**Task instructions**. When copying the listing below, skip every picture and keep each word as it stands.

---

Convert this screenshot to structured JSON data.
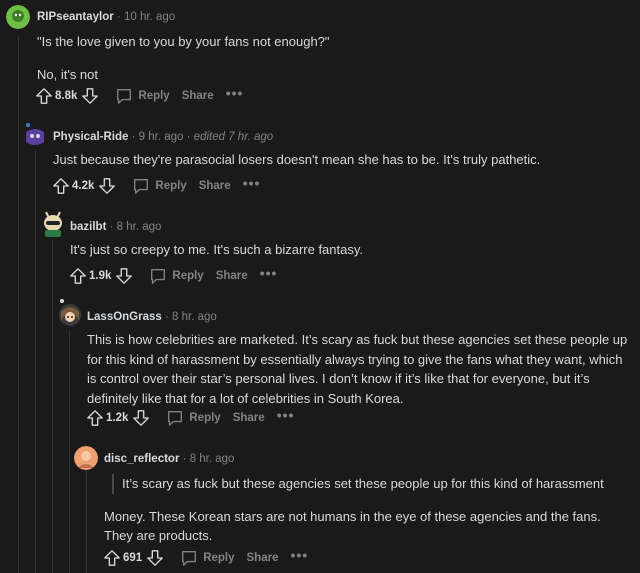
{
  "comments": [
    {
      "author": "RIPseantaylor",
      "time": "10 hr. ago",
      "edited": "",
      "paragraphs": [
        "\"Is the love given to you by your fans not enough?\"",
        "No, it's not"
      ],
      "votes": "8.8k",
      "avatar_color": "#6fbe45"
    },
    {
      "author": "Physical-Ride",
      "time": "9 hr. ago",
      "edited": "edited 7 hr. ago",
      "paragraphs": [
        "Just because they're parasocial losers doesn't mean she has to be. It's truly pathetic."
      ],
      "votes": "4.2k",
      "avatar_color": "#5a3fa0"
    },
    {
      "author": "bazilbt",
      "time": "8 hr. ago",
      "edited": "",
      "paragraphs": [
        "It's just so creepy to me. It's such a bizarre fantasy."
      ],
      "votes": "1.9k",
      "avatar_color": "#e8d8b0"
    },
    {
      "author": "LassOnGrass",
      "time": "8 hr. ago",
      "edited": "",
      "paragraphs": [
        "This is how celebrities are marketed. It’s scary as fuck but these agencies set these people up for this kind of harassment by essentially always trying to give the fans what they want, which is control over their star’s personal lives. I don’t know if it’s like that for everyone, but it’s definitely like that for a lot of celebrities in South Korea."
      ],
      "votes": "1.2k",
      "avatar_color": "#7a5a3a"
    },
    {
      "author": "disc_reflector",
      "time": "8 hr. ago",
      "edited": "",
      "quote": "It’s scary as fuck but these agencies set these people up for this kind of harassment",
      "paragraphs": [
        "Money. These Korean stars are not humans in the eye of these agencies and the fans. They are products."
      ],
      "votes": "691",
      "avatar_color": "#f0a070"
    }
  ],
  "labels": {
    "reply": "Reply",
    "share": "Share",
    "more": "•••",
    "separator": "·"
  },
  "colors": {
    "background": "#1a1a1b",
    "text": "#d7dadc",
    "muted": "#818384",
    "thread_line": "#343536"
  }
}
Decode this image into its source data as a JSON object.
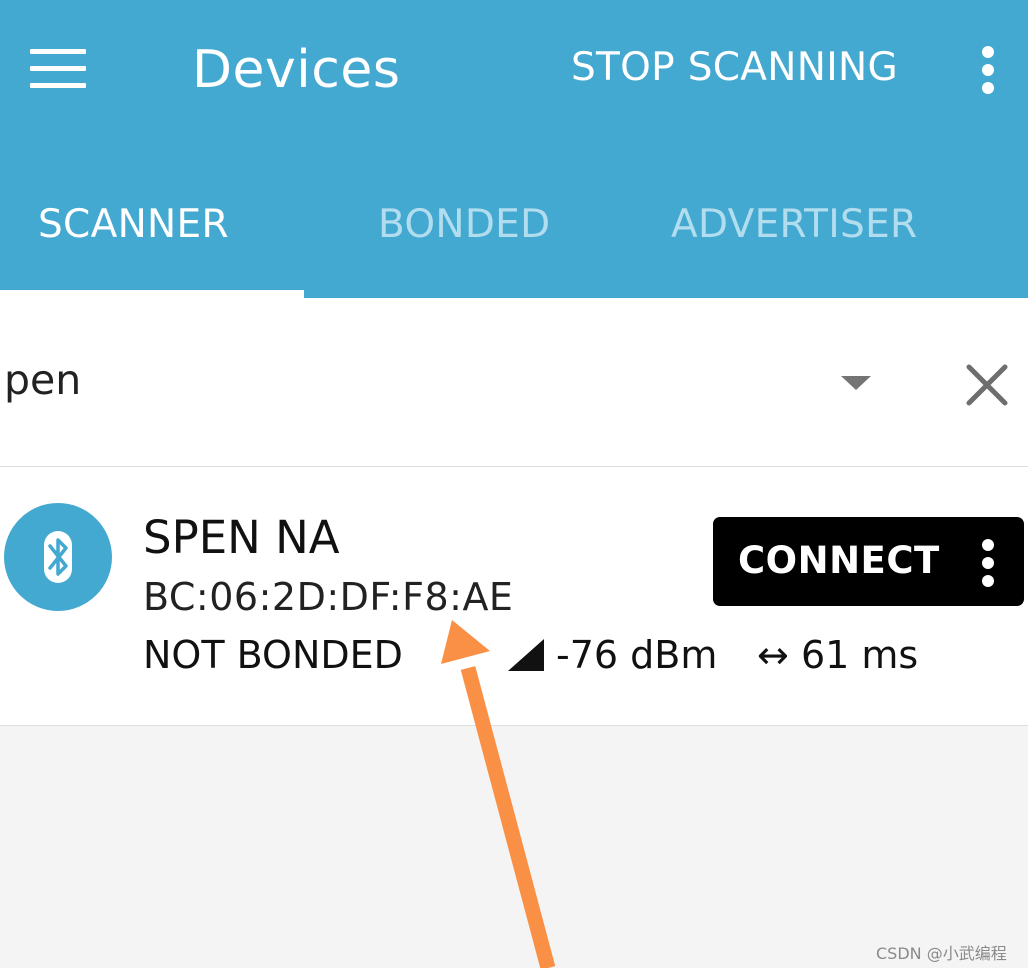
{
  "appbar": {
    "title": "Devices",
    "stop_scanning_label": "STOP SCANNING",
    "menu_icon": "hamburger-menu-icon",
    "overflow_icon": "vertical-dots-icon",
    "background_color": "#44a9d0"
  },
  "tabs": [
    {
      "label": "SCANNER",
      "active": true
    },
    {
      "label": "BONDED",
      "active": false
    },
    {
      "label": "ADVERTISER",
      "active": false
    }
  ],
  "filter": {
    "value": "pen",
    "dropdown_icon": "triangle-down-icon",
    "clear_icon": "close-icon"
  },
  "device": {
    "name": "SPEN NA",
    "address": "BC:06:2D:DF:F8:AE",
    "bond_state": "NOT BONDED",
    "rssi": "-76 dBm",
    "interval": "61 ms",
    "icon": "bluetooth-icon",
    "connect_label": "CONNECT"
  },
  "watermark": "CSDN @小武编程",
  "annotation_color": "#f99045"
}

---

**Reply to the task**.
Convert this screenshot to structured JSON data.
{
  "comments": [
    {
      "author": "RIPseantaylor",
      "time": "10 hr. ago",
      "edited": "",
      "paragraphs": [
        "\"Is the love given to you by your fans not enough?\"",
        "No, it's not"
      ],
      "votes": "8.8k",
      "avatar_color": "#6fbe45"
    },
    {
      "author": "Physical-Ride",
      "time": "9 hr. ago",
      "edited": "edited 7 hr. ago",
      "paragraphs": [
        "Just because they're parasocial losers doesn't mean she has to be. It's truly pathetic."
      ],
      "votes": "4.2k",
      "avatar_color": "#5a3fa0"
    },
    {
      "author": "bazilbt",
      "time": "8 hr. ago",
      "edited": "",
      "paragraphs": [
        "It's just so creepy to me. It's such a bizarre fantasy."
      ],
      "votes": "1.9k",
      "avatar_color": "#e8d8b0"
    },
    {
      "author": "LassOnGrass",
      "time": "8 hr. ago",
      "edited": "",
      "paragraphs": [
        "This is how celebrities are marketed. It’s scary as fuck but these agencies set these people up for this kind of harassment by essentially always trying to give the fans what they want, which is control over their star’s personal lives. I don’t know if it’s like that for everyone, but it’s definitely like that for a lot of celebrities in South Korea."
      ],
      "votes": "1.2k",
      "avatar_color": "#7a5a3a"
    },
    {
      "author": "disc_reflector",
      "time": "8 hr. ago",
      "edited": "",
      "quote": "It’s scary as fuck but these agencies set these people up for this kind of harassment",
      "paragraphs": [
        "Money. These Korean stars are not humans in the eye of these agencies and the fans. They are products."
      ],
      "votes": "691",
      "avatar_color": "#f0a070"
    }
  ],
  "labels": {
    "reply": "Reply",
    "share": "Share",
    "more": "•••",
    "separator": "·"
  },
  "colors": {
    "background": "#1a1a1b",
    "text": "#d7dadc",
    "muted": "#818384",
    "thread_line": "#343536"
  }
}
Decode this image into its source data as a JSON object.
{
  "appbar": {
    "title": "Devices",
    "stop_scanning_label": "STOP SCANNING",
    "menu_icon": "hamburger-menu-icon",
    "overflow_icon": "vertical-dots-icon",
    "background_color": "#44a9d0"
  },
  "tabs": [
    {
      "label": "SCANNER",
      "active": true
    },
    {
      "label": "BONDED",
      "active": false
    },
    {
      "label": "ADVERTISER",
      "active": false
    }
  ],
  "filter": {
    "value": "pen",
    "dropdown_icon": "triangle-down-icon",
    "clear_icon": "close-icon"
  },
  "device": {
    "name": "SPEN NA",
    "address": "BC:06:2D:DF:F8:AE",
    "bond_state": "NOT BONDED",
    "rssi": "-76 dBm",
    "interval": "61 ms",
    "icon": "bluetooth-icon",
    "connect_label": "CONNECT"
  },
  "watermark": "CSDN @小武编程",
  "annotation_color": "#f99045"
}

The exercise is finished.